(BRIEF):
Your answer should consist of every line in the records that holds "Help".

::: DATA EXTRACT :::

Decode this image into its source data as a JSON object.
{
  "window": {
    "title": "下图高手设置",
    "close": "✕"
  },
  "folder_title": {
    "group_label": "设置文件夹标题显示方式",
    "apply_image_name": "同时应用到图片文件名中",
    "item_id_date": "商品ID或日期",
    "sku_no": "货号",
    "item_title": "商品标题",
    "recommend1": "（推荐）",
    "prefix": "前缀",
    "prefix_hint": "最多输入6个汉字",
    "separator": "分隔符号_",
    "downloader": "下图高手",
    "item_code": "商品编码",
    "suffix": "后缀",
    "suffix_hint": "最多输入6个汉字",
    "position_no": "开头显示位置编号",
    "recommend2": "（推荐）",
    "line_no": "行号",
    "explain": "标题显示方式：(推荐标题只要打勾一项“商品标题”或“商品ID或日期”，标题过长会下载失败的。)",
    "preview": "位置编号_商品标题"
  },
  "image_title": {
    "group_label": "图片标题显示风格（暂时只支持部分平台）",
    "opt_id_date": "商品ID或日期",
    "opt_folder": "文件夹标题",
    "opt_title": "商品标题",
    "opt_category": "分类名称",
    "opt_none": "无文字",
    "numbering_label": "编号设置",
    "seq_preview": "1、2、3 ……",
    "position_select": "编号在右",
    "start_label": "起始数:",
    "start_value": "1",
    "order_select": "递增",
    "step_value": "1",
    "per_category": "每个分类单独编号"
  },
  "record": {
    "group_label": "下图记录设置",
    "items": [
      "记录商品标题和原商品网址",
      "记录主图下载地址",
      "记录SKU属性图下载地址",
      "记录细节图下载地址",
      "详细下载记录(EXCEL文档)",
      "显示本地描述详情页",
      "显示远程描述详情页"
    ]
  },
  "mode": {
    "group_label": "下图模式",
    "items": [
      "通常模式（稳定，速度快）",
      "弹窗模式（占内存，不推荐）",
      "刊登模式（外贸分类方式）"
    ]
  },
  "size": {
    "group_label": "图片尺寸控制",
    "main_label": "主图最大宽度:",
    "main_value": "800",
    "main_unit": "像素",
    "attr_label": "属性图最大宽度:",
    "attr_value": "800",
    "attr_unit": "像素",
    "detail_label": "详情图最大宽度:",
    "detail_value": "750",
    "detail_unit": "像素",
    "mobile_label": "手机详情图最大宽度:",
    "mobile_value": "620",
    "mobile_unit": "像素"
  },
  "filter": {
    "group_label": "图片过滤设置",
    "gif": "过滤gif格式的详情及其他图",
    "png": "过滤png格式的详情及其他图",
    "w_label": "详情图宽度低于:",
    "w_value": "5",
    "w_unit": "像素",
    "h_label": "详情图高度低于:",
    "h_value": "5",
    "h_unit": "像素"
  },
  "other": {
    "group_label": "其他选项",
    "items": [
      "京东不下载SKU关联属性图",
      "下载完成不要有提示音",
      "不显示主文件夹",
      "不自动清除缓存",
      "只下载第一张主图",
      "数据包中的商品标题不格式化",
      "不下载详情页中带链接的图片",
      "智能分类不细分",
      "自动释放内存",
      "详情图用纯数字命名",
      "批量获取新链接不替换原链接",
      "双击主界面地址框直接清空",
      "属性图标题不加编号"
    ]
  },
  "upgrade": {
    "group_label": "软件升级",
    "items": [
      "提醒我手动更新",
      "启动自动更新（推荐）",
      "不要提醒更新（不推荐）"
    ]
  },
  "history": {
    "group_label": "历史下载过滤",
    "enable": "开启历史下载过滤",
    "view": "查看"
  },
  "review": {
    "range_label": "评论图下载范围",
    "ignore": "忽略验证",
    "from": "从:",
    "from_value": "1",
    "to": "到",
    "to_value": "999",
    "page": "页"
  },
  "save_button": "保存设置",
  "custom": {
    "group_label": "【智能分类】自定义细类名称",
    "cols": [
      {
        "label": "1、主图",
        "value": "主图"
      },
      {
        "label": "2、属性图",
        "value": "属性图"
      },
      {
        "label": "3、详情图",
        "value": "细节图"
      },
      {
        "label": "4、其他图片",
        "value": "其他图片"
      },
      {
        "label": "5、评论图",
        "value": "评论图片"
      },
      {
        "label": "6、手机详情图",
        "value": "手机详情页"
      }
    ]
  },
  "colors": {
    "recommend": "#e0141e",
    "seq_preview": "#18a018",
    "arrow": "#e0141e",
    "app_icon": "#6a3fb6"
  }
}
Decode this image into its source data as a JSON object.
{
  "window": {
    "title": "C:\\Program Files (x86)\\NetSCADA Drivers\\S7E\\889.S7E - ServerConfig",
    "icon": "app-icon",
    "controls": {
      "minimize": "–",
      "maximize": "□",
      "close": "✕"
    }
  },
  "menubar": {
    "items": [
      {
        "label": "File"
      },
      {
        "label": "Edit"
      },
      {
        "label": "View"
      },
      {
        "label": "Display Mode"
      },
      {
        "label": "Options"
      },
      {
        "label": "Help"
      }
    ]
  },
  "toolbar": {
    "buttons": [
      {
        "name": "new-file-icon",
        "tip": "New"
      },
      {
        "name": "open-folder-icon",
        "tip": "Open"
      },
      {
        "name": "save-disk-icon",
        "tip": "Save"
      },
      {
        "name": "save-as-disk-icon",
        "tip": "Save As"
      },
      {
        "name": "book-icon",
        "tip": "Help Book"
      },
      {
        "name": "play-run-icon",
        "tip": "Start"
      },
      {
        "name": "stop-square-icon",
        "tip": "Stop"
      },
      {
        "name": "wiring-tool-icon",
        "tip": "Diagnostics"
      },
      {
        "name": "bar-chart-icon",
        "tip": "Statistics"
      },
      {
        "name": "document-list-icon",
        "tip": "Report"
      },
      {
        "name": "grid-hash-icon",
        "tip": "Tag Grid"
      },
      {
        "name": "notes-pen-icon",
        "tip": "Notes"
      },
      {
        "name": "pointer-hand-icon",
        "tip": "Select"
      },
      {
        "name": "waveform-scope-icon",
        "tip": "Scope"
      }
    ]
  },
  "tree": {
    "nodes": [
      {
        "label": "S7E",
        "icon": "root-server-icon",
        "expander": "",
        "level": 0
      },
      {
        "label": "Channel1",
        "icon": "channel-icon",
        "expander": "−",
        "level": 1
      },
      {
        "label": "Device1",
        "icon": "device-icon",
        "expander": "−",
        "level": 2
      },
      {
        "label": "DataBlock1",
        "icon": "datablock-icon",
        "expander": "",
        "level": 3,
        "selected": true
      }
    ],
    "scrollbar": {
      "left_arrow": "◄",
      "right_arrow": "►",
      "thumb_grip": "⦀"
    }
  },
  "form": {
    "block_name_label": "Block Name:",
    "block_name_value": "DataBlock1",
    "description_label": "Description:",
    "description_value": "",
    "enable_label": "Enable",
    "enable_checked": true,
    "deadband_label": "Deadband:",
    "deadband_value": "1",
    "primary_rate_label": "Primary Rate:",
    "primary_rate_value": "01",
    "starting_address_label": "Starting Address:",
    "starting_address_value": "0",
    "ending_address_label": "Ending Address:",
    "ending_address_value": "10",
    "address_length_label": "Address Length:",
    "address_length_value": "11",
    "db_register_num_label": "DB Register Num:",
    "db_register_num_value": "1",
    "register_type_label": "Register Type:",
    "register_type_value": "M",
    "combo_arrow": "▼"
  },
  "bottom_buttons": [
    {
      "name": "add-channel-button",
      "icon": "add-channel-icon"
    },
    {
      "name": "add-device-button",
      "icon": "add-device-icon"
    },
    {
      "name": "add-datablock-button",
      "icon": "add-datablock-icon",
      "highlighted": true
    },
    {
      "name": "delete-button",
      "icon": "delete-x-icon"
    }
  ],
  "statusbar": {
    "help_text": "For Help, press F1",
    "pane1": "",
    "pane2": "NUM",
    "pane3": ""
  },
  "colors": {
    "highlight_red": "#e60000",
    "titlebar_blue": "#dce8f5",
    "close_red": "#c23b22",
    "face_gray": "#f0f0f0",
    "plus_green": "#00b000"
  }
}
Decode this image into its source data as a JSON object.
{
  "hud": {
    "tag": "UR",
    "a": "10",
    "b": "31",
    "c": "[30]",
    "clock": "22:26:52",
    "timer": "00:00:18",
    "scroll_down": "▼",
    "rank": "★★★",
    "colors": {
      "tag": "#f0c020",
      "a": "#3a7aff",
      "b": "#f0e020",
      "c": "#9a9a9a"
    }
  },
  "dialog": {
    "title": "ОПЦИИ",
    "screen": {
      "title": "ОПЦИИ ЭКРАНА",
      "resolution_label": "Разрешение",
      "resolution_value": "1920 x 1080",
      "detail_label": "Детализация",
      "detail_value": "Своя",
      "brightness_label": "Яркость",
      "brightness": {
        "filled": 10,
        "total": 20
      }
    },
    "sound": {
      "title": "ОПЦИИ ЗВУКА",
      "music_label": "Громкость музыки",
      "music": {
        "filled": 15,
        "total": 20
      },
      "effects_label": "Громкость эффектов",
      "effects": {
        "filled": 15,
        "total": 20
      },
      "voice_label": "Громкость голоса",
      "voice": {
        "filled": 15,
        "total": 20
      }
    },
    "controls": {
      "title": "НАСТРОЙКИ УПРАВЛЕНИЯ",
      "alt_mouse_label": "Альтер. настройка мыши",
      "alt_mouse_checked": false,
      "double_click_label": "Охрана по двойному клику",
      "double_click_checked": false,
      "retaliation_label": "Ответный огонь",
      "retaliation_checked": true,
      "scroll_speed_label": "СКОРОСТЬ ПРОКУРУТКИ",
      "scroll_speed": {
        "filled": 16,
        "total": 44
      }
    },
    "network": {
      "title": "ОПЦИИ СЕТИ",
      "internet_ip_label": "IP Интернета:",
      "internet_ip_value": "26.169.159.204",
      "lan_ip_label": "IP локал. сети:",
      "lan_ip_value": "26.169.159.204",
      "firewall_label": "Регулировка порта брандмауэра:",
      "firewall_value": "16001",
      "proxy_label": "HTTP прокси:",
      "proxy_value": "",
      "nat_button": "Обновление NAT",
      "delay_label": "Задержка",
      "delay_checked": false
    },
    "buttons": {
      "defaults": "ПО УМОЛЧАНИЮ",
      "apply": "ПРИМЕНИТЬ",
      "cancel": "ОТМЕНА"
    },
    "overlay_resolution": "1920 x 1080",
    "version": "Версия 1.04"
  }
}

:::

(SOLUTION FOR THIS EXERCISE):
        "label": "Help"
        "tip": "Help Book"
    "help_text": "For Help, press F1",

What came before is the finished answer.